Letters to the editor: Jan. 29
Published 12:00 am Sunday, January 29, 2023
Thanks from Samaritan’s Purse
I am writing to thank Salisbury-area residents for sharing the true meaning of Christmas with children in need this past holiday season.
Generosity throughout contributed to a successful shoebox gift collection season at drop-off locations for the Samaritan’s Purse project Operation Christmas Child. Across the U.S., the project collected over 9.3 million shoebox gifts in 2022. Combined with those collected from partnering countries in 2022, the ministry is now sending nearly 10.6 million shoebox gifts to children worldwide.

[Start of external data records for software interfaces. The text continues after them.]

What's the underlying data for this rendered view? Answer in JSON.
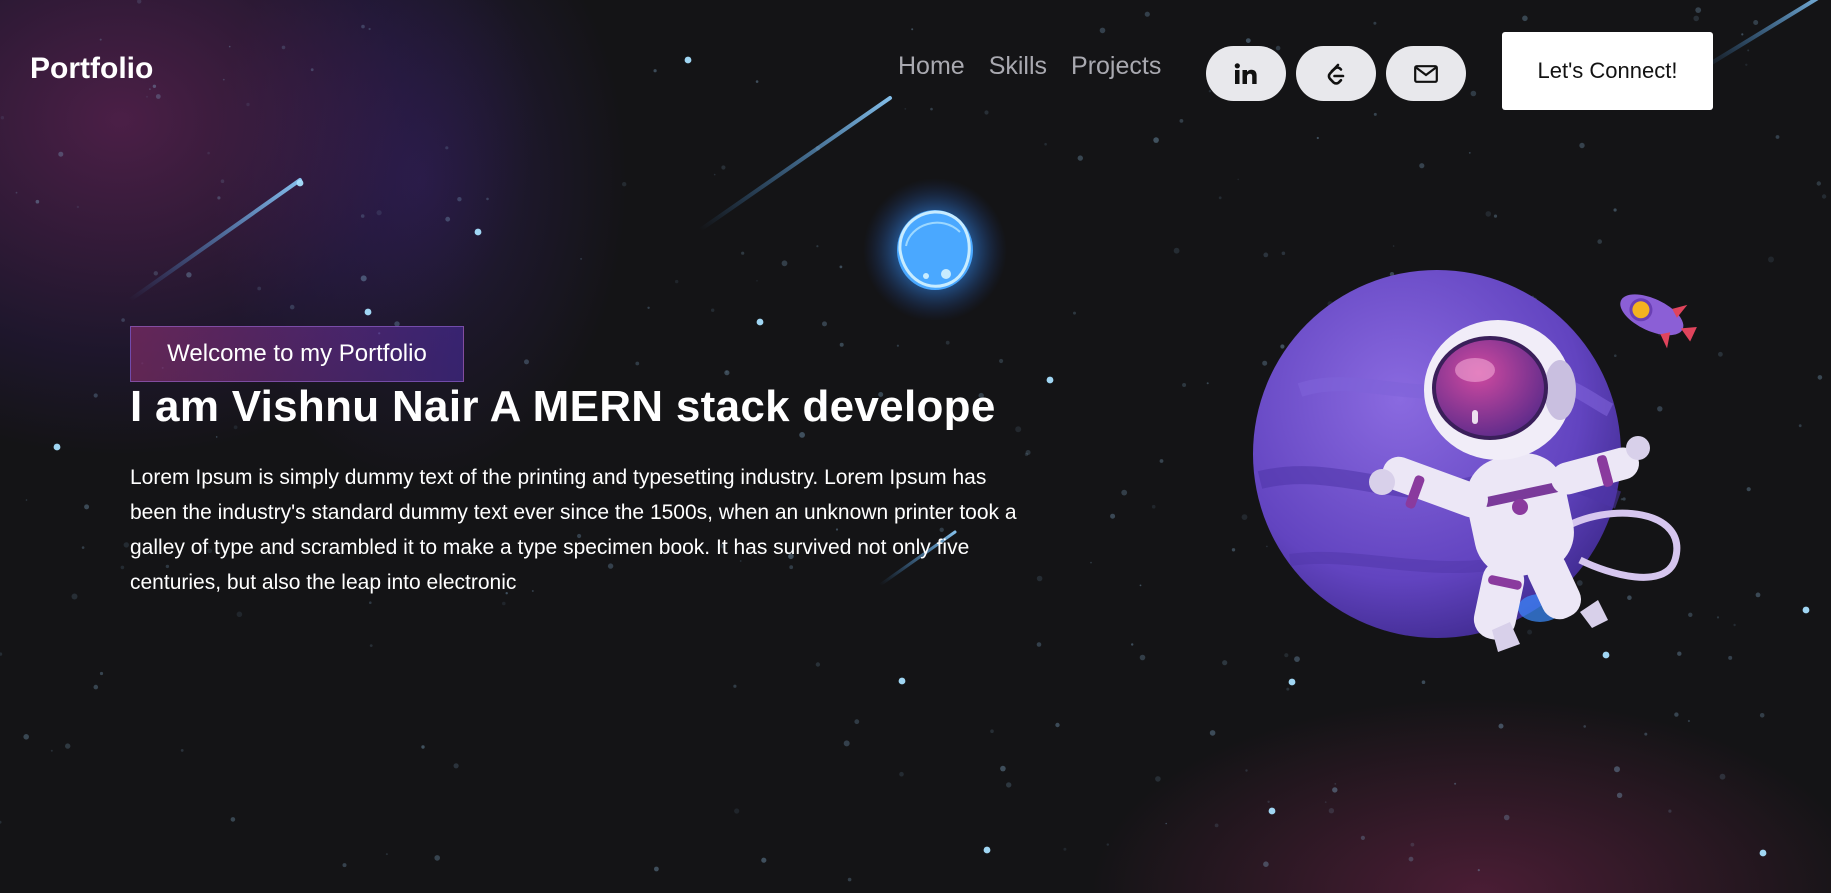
{
  "nav": {
    "brand": "Portfolio",
    "links": [
      "Home",
      "Skills",
      "Projects"
    ],
    "social_icons": [
      "linkedin-icon",
      "leetcode-icon",
      "mail-icon"
    ],
    "cta_label": "Let's Connect!"
  },
  "hero": {
    "tagline": "Welcome to my Portfolio",
    "headline": "I am Vishnu Nair A MERN stack develope",
    "intro": "Lorem Ipsum is simply dummy text of the printing and typesetting industry. Lorem Ipsum has been the industry's standard dummy text ever since the 1500s, when an unknown printer took a galley of type and scrambled it to make a type specimen book. It has survived not only five centuries, but also the leap into electronic"
  },
  "colors": {
    "background": "#141416",
    "tagline_gradient_start": "#aa367c",
    "tagline_gradient_end": "#4a2fbd",
    "planet": "#6a4bc4",
    "orb": "#4aa8ff"
  }
}
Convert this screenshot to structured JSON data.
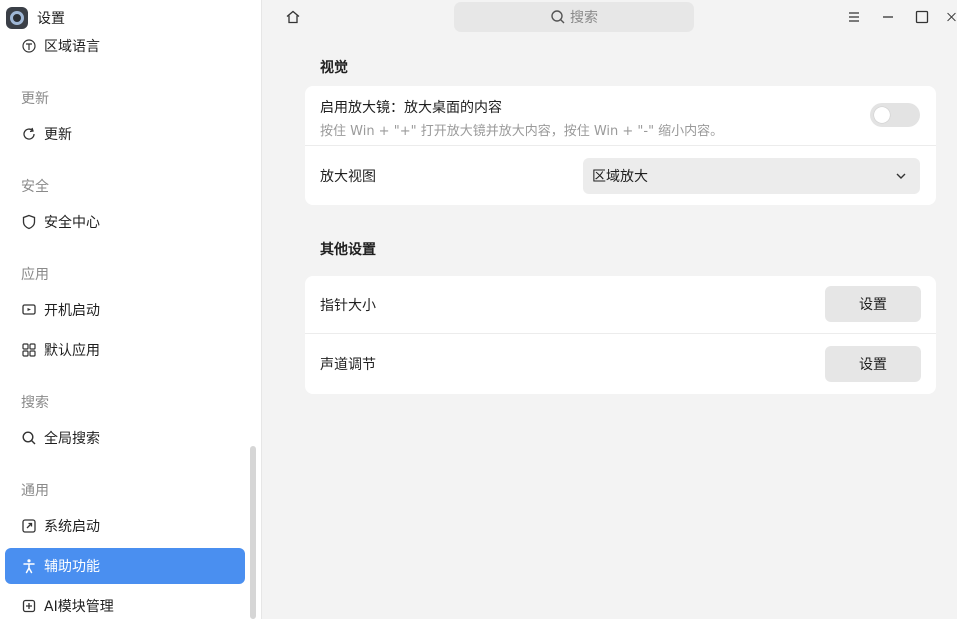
{
  "app": {
    "title": "设置"
  },
  "sidebar": {
    "items": [
      {
        "label": "区域语言",
        "icon": "region-language-icon"
      },
      {
        "header": "更新"
      },
      {
        "label": "更新",
        "icon": "refresh-icon"
      },
      {
        "header": "安全"
      },
      {
        "label": "安全中心",
        "icon": "shield-icon"
      },
      {
        "header": "应用"
      },
      {
        "label": "开机启动",
        "icon": "startup-icon"
      },
      {
        "label": "默认应用",
        "icon": "grid-icon"
      },
      {
        "header": "搜索"
      },
      {
        "label": "全局搜索",
        "icon": "search-icon"
      },
      {
        "header": "通用"
      },
      {
        "label": "系统启动",
        "icon": "boot-icon"
      },
      {
        "label": "辅助功能",
        "icon": "accessibility-icon",
        "active": true
      },
      {
        "label": "AI模块管理",
        "icon": "ai-module-icon"
      }
    ]
  },
  "topbar": {
    "search_placeholder": "搜索"
  },
  "sections": {
    "visual": {
      "title": "视觉",
      "magnifier_label": "启用放大镜：放大桌面的内容",
      "magnifier_hint": "按住 Win + \"+\" 打开放大镜并放大内容，按住 Win + \"-\" 缩小内容。",
      "magnifier_enabled": false,
      "zoom_view_label": "放大视图",
      "zoom_view_value": "区域放大"
    },
    "other": {
      "title": "其他设置",
      "pointer_size_label": "指针大小",
      "pointer_size_button": "设置",
      "channel_label": "声道调节",
      "channel_button": "设置"
    }
  },
  "colors": {
    "accent": "#4a8ff0"
  }
}
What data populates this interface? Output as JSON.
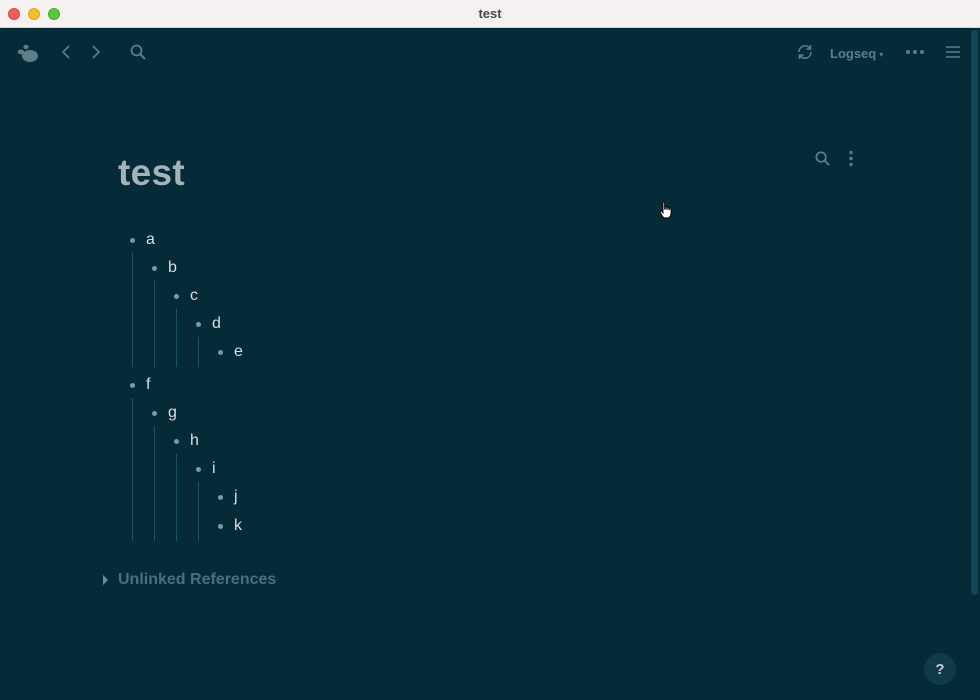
{
  "window": {
    "title": "test"
  },
  "header": {
    "logo_icon": "logseq-logo-icon",
    "back_icon": "chevron-left-icon",
    "forward_icon": "chevron-right-icon",
    "search_icon": "search-icon",
    "sync_icon": "refresh-icon",
    "repo_label": "Logseq",
    "more_icon": "more-horizontal-icon",
    "sidebar_icon": "menu-icon"
  },
  "page": {
    "title": "test",
    "tools": {
      "search_icon": "search-icon",
      "menu_icon": "more-vertical-icon"
    },
    "blocks": [
      {
        "text": "a",
        "level": 0
      },
      {
        "text": "b",
        "level": 1
      },
      {
        "text": "c",
        "level": 2
      },
      {
        "text": "d",
        "level": 3
      },
      {
        "text": "e",
        "level": 4
      },
      {
        "text": "f",
        "level": 0
      },
      {
        "text": "g",
        "level": 1
      },
      {
        "text": "h",
        "level": 2
      },
      {
        "text": "i",
        "level": 3
      },
      {
        "text": "j",
        "level": 4
      },
      {
        "text": "k",
        "level": 4
      }
    ],
    "unlinked_references_label": "Unlinked References"
  },
  "help_label": "?",
  "colors": {
    "background": "#052b39",
    "title": "#a3b3b7",
    "block_text": "#d6dfe1",
    "bullet": "#7a9aa4",
    "header_icon": "#5d7d88"
  }
}
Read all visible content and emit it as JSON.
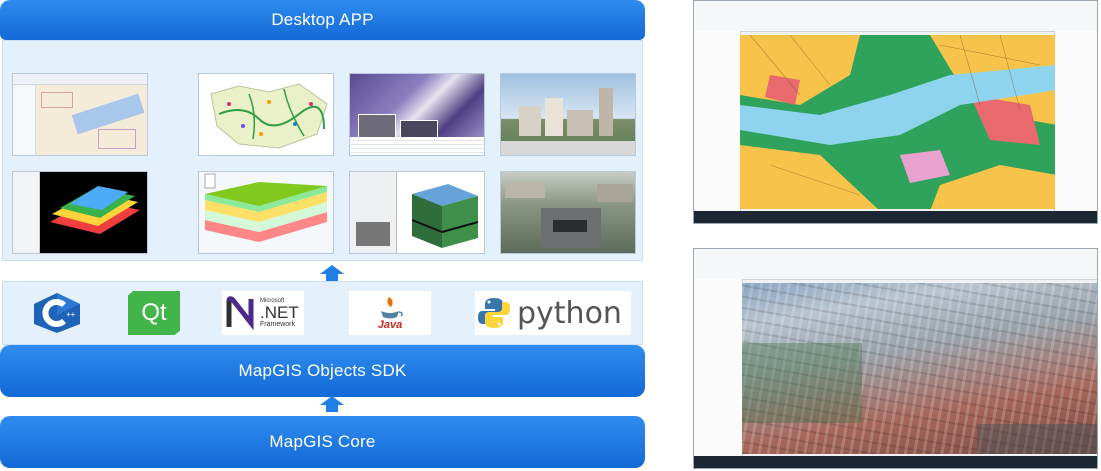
{
  "layers": {
    "app": "Desktop APP",
    "sdk": "MapGIS Objects SDK",
    "core": "MapGIS Core"
  },
  "languages": {
    "qt": "Qt",
    "dotnet_top": "Microsoft",
    "dotnet_main": ".NET",
    "dotnet_bottom": "Framework",
    "java": "Java",
    "python": "python"
  },
  "colors": {
    "bar": "#1a73dc",
    "panel": "#e4f0fc",
    "arrow": "#1f7fe5"
  },
  "thumbnails": [
    {
      "subject": "2d-map-editor"
    },
    {
      "subject": "river-network-map"
    },
    {
      "subject": "remote-sensing-imagery"
    },
    {
      "subject": "3d-city-model"
    },
    {
      "subject": "3d-terrain-layers"
    },
    {
      "subject": "geological-section-model"
    },
    {
      "subject": "3d-geology-cube"
    },
    {
      "subject": "street-scene-3d"
    }
  ]
}
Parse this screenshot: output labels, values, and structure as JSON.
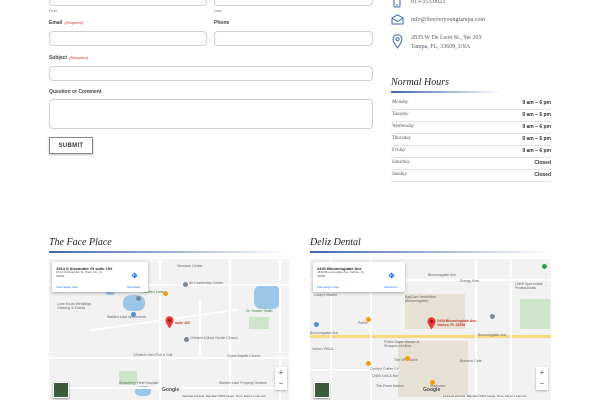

Through shoeboxes — packed with toys, school supplies and hygiene items — Salisbury-area volunteers brought joy to children in need around the world. Each gift-filled shoebox is a tangible expression of God’s love, and it is often the first gift these children have ever received. Through the continued generosity of donors since 1993, Operation Christmas Child has collected and delivered more than 209 million gift-filled shoeboxes to children in more than 170 countries and territories. This year, Samaritan’s Purse delivered its milestone 200 millionth shoebox, which was delivered to a young girl in Ukraine.
Across NC, shoebox packers often shop for deals on shoebox items throughout the year, and many serve at a deeper level by becoming a year-round volunteer. Information about ways area participants can get involved year-round can be found at samaritanspurse.org/occ or by calling 704-583-1463.
Local drop‑off locations for gifts are closed until Nov. 13-20, 2023, but you can still be a part of this life-changing project by conveniently packing a shoebox gift online in just a few simple clicks at samaritanspurse.org/buildonline.
These simple gifts, packed with love, send a message to children worldwide that they are loved and not forgotten.
— Casey Goodwin
Goodwin is media relations specialist for Operation Christmas Child/
Angels Among Us
Let me tell you a story about some local small town heroes. On Jan. 8, at 10:30 a.m. my wife suffered a venous thromboembolism at home. I called 911 and the Landis Fire Department arrived within a few minutes.
They were expecting a “fall” call. My wife was in cardiac arrest, which caught them by surprise but they were prepared and began CPR immediately and attached an AED to my wife. They performed two cycles of CPR before the EMS arrived and took over.
These three Landis Firemen were responsible for saving my wife’s life. Their names are Todd Bittle, Kevin Johnson and Ethan Yarborough. They were trained to do their job and on that morning they did it well.
My wife is alive because they started the lifesaving efforts immediately. They carried my wife out of the house and to the ambulance waiting to transport her to Northeast Medical Center. And they were outside our house in their fire truck with lights flashing when we returned home on Jan. 24 from CMS Main in Charlotte. They assisted my wife in getting back into the house that they helped her out of on Jan. 8 —services you would not see in a larger city. And something special to these men as they don’t usually see patients they have treated when they return home.
I am thankful for each one of these men who saved my wife’s life. This just proves that there are really angels out there among us. My eternal thanks to Todd, Kevin and Ethan for a job well done.
— Larry Farmer
Hope for the future
Thank you for highlighting the hard work of two very dedicated women on your front page today (Jan. 26 e-edition). Callie Trexler and Madie Honeycutt are a true inspiration and give me hope for the future of our planet.
It’s so sad that so many people seem to regard the earth as their trash can. Laziness prevails sadly with so many in our country and the world.
Thank you for cleaning up after their mess. Both you women are an inspiration for the next generation. They have a bright future ahead of them!
— Joanne Bryla
Submitted columns and letters are the sole opinion of the author.